|2.||D'Angelo E, Prat J. Uterine sarcomas: A review. Gynecol Oncol 2010;116:131-9. |
|3.||Major FJ, Blessing JA, Silverberg SG, Morrow CP, Creasman WT, Currie JL, et al. Prognostic factors in early stage uterine sarcoma: A Gynecologic Oncology Group study. Cancer 1993;71:1702-9. |
|4.||FIGO staging for uterine sarcomas. Int J Gynaecol Obstet 2009;104:179. |
|5.||Hendrickson MR, Tavassoli FA, Kempson RL, Mc Cluggage WG, Haller U, Kubik-Huch RA. Mesenchymal tumors and related lesions. Pathology and genetics of tumors of the breast and female organs. Lyon: IARC Press; 2003. p. 233-6. |
|6.||Fekete PS, Ve llios F. The clinical and histologic spectrum of endometrial stromal neoplasm. A report of 41 cases. Int J Gynecol Pathol 1984;3:198-212. |
|7.||Landreat V, Paillocher N, Catala L, Foucher F, Descamps P, Levêque J. Low Grade Endometrial Stromal Sarcoma of the uterus: Review of 10 cases. Anticancer Res 2008;28:2869-74. |
|8.||Baker P, Oliva E. Endometrial stromal tumours of the uterus: A practical approach using conventional morphology and ancillary techniques. J Clin Pathol 2007;60:235-43. |
|9.||Dionigi A, Oliva E, Clement PB, Young RH. Endometrial stromal nodules and endometrial stromal tumors with limited infiltration: A clinicopathologic analysis of 50 cases. Am J Surg Pathol 2002;26:567-81. |
|10.||Clement PB, Scully RE. Uterine tumors resembling ovarian sex-cord tumors. A clinicopathologic analysis of fourteen cases. Am J Clin Pathol 1976;66:512-25. |
|11.||Hauptmann S, Nadjari B, Kraus J, Turnwald W, Dietel M. Uterine tumor resembling ovarian sex-cord tumor: A case report and review of the literature. Virchows Arch 2001;439:97-101. |

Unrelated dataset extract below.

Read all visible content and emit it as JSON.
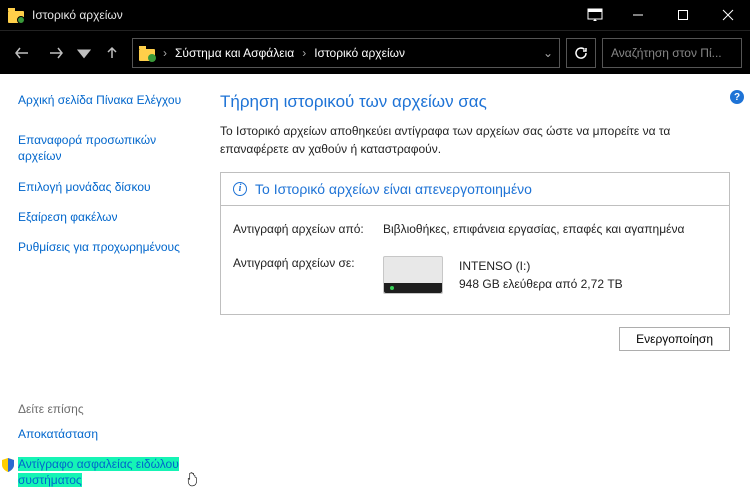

[Figure 1], [Figure 2], [Figure 3], [Figure 4], [Figure 5]